Video

Video Militant Assault in Syria Displaces Thousands of Kurds

A major assault by Islamic State militants on Kurds in Syria has sent a wave of new refugees to the Turkish border, where they were stopped by Turkish border security. Turkey is already hosting about 700,000 Syrian refugees who fled the civil war between the government and the opposition. But the government in Ankara has a history of strained relations with Turkey's Kurdish minority. Zlatica Hoke reports Turkey is asking for international help.
Video

Video Whaling Summit Votes to Uphold Ban on Japan Whale Hunt

The International Whaling Commission, meeting in Slovenia, has voted to uphold a court ruling banning Japan from hunting whales in the Antarctic Ocean.
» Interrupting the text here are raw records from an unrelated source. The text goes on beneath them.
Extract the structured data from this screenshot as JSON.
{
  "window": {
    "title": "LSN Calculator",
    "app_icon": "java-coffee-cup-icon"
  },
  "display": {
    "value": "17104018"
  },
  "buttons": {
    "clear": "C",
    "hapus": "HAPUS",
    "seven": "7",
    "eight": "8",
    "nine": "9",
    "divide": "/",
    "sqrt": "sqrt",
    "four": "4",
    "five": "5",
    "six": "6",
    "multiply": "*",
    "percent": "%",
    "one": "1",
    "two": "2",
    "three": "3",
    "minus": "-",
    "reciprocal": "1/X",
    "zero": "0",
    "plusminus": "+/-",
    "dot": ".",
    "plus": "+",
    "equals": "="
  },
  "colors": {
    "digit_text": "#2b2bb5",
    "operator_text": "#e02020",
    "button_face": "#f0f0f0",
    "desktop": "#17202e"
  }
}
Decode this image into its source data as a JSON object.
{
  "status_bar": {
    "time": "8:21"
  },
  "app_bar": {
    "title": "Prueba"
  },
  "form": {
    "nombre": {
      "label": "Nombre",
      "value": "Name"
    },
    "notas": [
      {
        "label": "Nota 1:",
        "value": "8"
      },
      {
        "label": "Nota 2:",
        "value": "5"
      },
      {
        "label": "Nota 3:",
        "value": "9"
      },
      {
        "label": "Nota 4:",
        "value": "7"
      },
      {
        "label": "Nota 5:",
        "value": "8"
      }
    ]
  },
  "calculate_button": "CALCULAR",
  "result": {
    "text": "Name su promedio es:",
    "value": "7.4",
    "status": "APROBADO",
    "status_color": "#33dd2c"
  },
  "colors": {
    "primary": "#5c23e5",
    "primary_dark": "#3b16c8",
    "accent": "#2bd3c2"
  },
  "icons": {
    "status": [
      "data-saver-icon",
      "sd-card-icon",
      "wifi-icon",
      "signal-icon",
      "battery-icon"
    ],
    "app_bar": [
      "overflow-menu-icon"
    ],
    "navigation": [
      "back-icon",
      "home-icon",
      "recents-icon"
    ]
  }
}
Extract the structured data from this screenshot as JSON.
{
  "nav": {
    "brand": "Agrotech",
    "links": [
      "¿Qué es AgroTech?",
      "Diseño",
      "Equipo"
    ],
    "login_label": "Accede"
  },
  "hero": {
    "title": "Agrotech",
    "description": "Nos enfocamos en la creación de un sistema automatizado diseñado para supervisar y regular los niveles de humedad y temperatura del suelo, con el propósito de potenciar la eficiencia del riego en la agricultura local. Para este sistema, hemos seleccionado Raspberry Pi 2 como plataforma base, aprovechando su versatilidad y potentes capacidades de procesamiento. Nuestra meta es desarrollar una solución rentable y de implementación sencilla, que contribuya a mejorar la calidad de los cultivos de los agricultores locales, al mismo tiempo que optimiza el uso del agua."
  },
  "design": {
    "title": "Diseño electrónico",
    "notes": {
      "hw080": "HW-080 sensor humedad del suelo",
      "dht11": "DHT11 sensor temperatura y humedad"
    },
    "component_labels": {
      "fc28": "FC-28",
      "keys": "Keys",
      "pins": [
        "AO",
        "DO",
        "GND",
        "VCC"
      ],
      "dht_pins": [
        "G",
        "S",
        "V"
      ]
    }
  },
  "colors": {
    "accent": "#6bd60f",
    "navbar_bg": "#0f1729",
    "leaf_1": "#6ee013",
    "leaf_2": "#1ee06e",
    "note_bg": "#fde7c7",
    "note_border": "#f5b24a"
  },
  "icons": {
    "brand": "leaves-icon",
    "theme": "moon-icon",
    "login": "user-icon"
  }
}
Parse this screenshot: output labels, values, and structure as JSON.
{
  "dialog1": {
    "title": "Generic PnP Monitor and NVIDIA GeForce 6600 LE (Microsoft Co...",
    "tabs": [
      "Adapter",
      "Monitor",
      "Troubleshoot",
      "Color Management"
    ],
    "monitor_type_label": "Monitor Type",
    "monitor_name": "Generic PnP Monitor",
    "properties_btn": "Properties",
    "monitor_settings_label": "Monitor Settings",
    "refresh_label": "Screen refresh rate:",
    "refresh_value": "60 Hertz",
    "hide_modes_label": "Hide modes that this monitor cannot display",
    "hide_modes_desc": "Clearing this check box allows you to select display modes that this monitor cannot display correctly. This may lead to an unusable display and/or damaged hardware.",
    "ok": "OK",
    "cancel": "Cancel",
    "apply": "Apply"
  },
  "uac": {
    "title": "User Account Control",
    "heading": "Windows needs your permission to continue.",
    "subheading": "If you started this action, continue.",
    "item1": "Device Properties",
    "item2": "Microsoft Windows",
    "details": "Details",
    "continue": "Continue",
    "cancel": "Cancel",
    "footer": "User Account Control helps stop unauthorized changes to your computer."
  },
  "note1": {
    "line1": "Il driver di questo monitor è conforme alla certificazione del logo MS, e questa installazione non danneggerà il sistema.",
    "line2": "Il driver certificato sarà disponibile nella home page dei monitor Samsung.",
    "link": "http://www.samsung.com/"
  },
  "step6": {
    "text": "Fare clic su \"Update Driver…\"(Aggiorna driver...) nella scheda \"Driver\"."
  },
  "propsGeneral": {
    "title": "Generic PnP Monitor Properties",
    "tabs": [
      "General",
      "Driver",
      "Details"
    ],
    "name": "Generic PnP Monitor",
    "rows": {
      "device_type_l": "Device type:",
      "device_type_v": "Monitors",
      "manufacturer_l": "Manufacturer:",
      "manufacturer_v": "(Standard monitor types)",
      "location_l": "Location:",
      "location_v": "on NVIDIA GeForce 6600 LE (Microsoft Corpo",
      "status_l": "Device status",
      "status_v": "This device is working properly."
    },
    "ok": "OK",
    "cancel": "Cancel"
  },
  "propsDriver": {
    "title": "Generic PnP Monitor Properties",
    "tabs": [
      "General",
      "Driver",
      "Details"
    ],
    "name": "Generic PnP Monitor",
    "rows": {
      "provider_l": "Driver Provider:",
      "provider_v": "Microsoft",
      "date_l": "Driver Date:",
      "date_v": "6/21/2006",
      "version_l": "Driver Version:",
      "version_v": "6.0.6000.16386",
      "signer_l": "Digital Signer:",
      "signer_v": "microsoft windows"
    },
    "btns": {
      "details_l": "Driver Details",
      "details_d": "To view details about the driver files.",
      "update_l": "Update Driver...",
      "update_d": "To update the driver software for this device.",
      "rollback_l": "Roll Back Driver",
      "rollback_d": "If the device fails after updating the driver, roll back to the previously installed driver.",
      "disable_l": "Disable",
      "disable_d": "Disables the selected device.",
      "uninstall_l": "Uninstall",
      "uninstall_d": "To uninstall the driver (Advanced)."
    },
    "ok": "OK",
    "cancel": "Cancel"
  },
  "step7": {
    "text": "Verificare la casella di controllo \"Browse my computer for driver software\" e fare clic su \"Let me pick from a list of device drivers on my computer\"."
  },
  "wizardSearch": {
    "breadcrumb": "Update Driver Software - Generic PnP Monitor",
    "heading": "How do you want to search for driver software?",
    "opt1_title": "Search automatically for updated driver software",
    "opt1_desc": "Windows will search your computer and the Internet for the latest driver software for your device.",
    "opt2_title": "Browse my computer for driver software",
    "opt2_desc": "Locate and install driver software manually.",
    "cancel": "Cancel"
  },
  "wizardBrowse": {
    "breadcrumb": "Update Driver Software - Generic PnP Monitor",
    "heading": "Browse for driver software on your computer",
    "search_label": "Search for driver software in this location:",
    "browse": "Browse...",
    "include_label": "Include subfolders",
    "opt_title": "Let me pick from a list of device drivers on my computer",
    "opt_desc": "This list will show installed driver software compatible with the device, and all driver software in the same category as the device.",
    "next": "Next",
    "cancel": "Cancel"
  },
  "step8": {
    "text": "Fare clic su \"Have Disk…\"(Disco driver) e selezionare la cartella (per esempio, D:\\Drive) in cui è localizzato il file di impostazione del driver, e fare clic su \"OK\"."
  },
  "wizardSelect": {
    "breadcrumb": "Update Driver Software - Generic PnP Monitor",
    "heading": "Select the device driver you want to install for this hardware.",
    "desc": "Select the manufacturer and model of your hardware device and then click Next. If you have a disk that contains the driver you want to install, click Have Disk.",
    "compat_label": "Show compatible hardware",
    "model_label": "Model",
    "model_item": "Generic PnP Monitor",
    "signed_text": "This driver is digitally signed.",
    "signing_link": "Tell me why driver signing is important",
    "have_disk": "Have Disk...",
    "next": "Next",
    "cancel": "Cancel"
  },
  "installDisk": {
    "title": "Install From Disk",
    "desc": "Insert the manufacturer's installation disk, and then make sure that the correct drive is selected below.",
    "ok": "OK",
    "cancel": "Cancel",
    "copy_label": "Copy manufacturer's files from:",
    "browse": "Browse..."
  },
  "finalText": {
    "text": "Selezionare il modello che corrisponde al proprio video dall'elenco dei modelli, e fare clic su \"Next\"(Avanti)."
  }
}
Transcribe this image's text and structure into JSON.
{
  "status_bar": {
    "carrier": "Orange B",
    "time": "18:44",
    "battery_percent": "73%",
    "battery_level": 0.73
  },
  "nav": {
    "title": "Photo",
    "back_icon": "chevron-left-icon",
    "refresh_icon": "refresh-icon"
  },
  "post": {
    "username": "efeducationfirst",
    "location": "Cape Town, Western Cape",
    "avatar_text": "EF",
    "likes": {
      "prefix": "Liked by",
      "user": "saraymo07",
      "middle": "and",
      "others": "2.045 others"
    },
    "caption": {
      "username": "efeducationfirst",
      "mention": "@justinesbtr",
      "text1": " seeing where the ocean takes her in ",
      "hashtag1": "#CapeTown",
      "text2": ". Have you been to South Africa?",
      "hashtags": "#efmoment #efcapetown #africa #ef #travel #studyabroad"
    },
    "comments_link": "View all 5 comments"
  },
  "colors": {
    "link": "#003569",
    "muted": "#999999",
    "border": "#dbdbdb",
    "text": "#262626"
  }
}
Conservationists hailed the ruling as a victory, but Tokyo says it will submit revised plans for a whale hunt in 2015. Henry Ridgwell reports from London.
Video

Video A Dinosaur Fit for Land and Water

Residents and tourists in Washington D.C. can now examine a life-size replica of an unusual dinosaur that lived almost a hundred million years ago in northern Africa. Scientists say studying the behemoth named Spinosaurus helps them better understand how some prehistoric animals adapted to life on land and in water. The Spinosaurus replica is on display at the National Geographic museum. VOA’s George Putic has more.
Video

Video Iraqi Kurdistan Church Helps Christian Children Cope find shelter in churches in the Kurdish capital, Irbil

In the past six weeks, tens of thousands of Iraqi Christians have been forced to flee their homes by Islamic State militants and find shelter in churches in the Kurdish capital, Irbil. Despite U.S. airstrikes in the region, the prospect of people returning home is still very low and concerns are starting to grow over the impact this is having on the displaced youth. Sebastian Meyer reports from Irbil on how one church is coping.


Carnage and mayhem are part of daily life in northern Nigeria, the result of a terror campaign by the Islamist group Boko Haram. Fears are growing that Nigeria’s government may not know how to counter it, and may be making things worse. More

AppleAndroid